### [THE TASK]
Search the entries below for the word "плановых" and copy every line where it appears.

Data about app and page elements:
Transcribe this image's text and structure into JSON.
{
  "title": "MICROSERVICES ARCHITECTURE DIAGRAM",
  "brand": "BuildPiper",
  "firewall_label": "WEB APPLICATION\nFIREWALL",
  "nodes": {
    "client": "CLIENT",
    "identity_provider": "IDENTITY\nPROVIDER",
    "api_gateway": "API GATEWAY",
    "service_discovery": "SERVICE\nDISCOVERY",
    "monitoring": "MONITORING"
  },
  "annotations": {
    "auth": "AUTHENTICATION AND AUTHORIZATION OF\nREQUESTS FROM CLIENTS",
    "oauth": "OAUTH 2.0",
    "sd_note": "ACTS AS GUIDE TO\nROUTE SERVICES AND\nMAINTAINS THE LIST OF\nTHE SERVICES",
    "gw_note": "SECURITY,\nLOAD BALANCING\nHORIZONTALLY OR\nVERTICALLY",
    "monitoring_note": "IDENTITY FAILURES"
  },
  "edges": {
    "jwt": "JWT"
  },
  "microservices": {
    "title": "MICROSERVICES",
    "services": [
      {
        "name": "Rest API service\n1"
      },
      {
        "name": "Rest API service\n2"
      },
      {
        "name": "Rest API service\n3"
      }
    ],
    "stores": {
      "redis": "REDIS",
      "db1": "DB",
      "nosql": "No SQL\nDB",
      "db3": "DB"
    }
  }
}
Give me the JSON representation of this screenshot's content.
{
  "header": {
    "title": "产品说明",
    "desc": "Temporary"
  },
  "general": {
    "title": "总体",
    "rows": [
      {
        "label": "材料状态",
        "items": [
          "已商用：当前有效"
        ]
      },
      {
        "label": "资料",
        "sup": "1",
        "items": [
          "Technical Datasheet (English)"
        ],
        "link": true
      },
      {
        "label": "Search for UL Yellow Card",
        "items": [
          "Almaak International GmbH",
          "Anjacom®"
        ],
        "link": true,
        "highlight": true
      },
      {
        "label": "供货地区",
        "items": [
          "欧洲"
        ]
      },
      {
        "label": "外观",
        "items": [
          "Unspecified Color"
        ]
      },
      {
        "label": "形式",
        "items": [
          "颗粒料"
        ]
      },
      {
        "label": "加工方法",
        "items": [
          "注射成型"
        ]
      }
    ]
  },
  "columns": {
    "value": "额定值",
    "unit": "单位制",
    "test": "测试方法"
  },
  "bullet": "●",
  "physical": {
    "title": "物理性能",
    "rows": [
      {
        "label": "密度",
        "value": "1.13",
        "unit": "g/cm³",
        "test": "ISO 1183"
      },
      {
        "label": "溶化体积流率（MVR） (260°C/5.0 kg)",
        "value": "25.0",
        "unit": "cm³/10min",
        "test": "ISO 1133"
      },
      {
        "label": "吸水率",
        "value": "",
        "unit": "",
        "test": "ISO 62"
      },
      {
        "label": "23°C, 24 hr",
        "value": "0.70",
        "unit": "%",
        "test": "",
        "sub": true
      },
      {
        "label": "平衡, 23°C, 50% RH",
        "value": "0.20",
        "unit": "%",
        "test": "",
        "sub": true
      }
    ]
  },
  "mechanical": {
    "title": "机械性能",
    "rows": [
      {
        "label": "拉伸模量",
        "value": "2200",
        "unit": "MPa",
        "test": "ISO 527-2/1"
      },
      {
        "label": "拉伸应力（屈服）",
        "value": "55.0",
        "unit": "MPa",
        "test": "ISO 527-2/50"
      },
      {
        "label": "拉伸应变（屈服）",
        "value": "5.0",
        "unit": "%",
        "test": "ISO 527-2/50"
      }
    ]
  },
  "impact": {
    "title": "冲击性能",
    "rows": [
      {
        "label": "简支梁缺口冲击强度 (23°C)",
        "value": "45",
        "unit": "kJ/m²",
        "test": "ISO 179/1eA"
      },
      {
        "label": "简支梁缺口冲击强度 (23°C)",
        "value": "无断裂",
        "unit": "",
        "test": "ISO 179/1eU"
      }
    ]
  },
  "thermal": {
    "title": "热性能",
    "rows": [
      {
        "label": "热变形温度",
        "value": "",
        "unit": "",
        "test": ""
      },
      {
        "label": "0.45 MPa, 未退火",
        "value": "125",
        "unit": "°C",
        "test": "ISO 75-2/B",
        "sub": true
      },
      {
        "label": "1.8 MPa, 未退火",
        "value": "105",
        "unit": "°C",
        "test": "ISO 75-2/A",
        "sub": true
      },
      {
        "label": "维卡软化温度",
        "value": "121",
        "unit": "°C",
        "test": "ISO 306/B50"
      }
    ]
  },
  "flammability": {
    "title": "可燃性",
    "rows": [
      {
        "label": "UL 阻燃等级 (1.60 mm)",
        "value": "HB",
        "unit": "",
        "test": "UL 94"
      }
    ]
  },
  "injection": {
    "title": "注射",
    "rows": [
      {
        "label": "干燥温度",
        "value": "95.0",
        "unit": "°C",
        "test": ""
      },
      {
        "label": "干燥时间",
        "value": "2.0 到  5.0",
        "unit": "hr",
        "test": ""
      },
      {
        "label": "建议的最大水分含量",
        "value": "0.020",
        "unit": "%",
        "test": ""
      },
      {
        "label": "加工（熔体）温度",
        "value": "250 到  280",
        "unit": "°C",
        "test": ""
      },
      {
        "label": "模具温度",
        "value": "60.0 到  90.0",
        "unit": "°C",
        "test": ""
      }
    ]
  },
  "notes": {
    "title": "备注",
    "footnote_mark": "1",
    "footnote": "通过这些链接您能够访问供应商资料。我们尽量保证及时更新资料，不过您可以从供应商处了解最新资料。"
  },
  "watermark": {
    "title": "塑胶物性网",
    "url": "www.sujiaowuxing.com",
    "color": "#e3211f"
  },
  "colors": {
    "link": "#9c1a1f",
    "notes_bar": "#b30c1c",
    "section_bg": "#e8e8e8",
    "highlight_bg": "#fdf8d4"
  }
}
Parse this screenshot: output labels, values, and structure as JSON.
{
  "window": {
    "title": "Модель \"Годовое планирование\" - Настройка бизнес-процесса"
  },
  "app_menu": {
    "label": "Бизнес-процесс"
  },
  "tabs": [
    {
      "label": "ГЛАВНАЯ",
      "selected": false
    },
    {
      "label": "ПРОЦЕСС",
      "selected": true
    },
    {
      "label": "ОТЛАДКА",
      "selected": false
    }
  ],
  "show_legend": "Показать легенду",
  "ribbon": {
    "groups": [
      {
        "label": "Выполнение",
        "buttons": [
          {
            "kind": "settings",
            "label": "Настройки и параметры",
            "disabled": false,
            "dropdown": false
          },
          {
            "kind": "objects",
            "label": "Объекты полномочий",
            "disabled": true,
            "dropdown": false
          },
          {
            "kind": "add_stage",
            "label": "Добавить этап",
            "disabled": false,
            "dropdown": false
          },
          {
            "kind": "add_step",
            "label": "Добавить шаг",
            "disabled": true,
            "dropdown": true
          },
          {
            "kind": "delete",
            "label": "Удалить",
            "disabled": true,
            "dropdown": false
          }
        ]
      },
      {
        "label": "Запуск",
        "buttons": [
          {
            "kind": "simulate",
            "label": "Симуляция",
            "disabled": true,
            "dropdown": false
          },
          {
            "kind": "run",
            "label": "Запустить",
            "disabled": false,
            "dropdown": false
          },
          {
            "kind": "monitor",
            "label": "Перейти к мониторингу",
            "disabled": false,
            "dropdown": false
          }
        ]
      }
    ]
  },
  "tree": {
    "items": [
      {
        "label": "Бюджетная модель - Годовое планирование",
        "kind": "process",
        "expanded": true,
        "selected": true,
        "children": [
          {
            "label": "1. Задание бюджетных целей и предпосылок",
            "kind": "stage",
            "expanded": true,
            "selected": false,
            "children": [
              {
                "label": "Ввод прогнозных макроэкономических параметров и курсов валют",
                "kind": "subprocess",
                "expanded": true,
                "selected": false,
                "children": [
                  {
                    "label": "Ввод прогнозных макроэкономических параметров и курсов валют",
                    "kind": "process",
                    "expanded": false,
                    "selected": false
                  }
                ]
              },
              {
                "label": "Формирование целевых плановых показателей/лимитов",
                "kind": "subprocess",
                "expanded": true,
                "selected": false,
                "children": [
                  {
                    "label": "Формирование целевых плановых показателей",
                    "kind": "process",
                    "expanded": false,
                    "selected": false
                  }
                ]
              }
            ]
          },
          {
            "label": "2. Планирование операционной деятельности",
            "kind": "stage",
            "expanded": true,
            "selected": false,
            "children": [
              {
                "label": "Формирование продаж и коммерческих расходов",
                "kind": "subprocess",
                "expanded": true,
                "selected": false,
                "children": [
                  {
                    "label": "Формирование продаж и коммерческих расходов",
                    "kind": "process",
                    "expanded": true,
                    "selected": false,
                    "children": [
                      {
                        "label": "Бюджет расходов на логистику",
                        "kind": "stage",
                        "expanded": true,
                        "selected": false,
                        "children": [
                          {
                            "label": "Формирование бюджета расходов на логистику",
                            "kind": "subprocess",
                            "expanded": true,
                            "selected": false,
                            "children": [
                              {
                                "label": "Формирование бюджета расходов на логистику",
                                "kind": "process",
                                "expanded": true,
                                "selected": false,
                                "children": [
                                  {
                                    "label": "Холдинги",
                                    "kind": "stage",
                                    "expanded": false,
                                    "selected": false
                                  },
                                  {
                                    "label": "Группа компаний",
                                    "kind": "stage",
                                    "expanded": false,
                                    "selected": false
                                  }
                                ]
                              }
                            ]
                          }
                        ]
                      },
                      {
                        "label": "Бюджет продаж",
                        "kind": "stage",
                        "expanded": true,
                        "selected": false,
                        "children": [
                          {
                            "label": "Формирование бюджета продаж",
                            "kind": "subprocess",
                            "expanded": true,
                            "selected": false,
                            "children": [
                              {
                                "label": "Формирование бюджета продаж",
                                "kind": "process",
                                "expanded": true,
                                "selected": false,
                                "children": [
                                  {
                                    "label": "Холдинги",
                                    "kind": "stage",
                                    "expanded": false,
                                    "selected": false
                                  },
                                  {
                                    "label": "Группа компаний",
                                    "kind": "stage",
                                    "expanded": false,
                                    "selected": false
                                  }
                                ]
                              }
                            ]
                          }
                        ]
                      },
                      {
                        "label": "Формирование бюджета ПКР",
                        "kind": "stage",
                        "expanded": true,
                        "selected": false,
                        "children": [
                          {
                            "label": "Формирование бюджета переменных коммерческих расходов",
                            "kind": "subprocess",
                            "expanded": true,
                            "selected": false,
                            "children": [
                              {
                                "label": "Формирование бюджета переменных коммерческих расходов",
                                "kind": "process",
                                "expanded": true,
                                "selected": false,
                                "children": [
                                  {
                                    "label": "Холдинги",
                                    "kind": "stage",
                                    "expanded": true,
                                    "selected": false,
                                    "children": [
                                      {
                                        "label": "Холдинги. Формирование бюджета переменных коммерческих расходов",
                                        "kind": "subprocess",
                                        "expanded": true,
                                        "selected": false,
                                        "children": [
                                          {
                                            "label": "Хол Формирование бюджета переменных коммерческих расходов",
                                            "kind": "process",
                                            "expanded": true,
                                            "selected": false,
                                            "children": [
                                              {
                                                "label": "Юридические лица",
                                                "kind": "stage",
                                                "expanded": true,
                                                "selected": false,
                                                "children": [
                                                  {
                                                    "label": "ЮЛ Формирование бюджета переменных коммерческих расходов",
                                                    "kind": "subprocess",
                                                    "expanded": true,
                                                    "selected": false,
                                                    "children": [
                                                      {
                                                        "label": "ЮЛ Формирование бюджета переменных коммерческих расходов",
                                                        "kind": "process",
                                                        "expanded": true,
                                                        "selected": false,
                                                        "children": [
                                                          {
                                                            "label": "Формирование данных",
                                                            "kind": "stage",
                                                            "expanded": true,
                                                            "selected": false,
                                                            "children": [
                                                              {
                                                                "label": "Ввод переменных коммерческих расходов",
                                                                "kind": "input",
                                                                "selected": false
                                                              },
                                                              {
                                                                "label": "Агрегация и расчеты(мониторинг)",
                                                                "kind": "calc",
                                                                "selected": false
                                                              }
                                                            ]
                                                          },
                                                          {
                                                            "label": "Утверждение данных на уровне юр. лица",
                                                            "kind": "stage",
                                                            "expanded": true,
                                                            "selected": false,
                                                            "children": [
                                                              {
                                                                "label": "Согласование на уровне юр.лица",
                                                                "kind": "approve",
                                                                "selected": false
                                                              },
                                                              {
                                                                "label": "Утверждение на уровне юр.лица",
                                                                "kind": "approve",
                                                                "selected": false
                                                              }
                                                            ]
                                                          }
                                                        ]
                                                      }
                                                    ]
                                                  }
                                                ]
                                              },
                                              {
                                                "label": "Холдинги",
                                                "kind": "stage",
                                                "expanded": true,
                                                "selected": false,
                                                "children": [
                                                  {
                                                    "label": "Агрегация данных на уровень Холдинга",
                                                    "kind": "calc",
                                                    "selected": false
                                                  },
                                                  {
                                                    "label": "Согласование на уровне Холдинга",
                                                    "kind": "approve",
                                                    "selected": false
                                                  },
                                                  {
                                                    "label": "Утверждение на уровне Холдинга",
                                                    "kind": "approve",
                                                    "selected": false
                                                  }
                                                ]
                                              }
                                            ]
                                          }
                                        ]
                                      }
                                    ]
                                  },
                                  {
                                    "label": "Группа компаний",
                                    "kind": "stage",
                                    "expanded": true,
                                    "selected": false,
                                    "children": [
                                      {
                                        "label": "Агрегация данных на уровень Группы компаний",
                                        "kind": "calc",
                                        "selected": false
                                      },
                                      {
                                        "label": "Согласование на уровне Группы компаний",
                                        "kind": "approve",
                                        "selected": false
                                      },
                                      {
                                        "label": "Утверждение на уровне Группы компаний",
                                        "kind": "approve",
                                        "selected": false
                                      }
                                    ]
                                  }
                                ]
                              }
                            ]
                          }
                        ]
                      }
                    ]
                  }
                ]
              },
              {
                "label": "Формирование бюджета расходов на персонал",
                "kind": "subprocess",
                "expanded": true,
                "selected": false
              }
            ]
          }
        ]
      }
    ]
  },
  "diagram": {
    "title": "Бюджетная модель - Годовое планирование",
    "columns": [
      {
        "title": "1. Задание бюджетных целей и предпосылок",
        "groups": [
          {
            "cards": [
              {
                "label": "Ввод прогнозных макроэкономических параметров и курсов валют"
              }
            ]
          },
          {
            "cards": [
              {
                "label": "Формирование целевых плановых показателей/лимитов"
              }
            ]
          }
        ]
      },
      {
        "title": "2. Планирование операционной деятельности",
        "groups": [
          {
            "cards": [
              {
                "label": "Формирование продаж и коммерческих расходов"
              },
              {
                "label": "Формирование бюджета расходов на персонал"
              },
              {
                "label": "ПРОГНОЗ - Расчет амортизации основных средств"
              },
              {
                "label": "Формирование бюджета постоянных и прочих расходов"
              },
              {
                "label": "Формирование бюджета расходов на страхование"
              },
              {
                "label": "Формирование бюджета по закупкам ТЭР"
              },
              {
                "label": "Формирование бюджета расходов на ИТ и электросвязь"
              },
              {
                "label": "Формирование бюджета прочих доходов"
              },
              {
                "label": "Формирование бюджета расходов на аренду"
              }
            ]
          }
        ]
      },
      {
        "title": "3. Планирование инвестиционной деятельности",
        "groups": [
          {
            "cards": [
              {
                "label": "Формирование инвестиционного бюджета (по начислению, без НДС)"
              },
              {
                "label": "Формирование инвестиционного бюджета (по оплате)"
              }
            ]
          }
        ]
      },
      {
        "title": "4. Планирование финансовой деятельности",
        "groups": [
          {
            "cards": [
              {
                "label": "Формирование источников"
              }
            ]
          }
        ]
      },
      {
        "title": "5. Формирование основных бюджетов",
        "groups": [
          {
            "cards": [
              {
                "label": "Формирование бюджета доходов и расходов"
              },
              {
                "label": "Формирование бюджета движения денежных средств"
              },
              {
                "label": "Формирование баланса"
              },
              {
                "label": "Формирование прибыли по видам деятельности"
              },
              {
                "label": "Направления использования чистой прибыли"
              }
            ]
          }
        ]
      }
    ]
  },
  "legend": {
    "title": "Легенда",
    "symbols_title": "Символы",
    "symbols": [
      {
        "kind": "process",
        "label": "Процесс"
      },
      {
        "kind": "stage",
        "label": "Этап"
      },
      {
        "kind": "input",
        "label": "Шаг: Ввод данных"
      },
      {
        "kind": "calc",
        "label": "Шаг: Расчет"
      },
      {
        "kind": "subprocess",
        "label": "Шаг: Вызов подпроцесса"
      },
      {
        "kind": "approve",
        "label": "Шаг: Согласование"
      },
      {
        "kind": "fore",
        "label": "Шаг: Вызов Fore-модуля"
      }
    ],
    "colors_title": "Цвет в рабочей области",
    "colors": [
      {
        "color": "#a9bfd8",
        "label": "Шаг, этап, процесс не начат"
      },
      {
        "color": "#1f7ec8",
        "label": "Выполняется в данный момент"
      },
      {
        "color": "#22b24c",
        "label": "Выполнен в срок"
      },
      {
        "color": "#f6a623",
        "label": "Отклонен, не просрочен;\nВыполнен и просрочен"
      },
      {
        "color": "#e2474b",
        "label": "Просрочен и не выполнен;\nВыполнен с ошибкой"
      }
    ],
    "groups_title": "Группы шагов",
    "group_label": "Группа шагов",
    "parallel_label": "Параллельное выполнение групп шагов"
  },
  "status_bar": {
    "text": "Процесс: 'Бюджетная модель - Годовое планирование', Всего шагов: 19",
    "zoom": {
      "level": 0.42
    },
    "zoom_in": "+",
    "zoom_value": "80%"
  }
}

### [REPLY]
                "label": "Формирование целевых плановых показателей/лимитов",
                    "label": "Формирование целевых плановых показателей",
                "label": "Формирование целевых плановых показателей/лимитов"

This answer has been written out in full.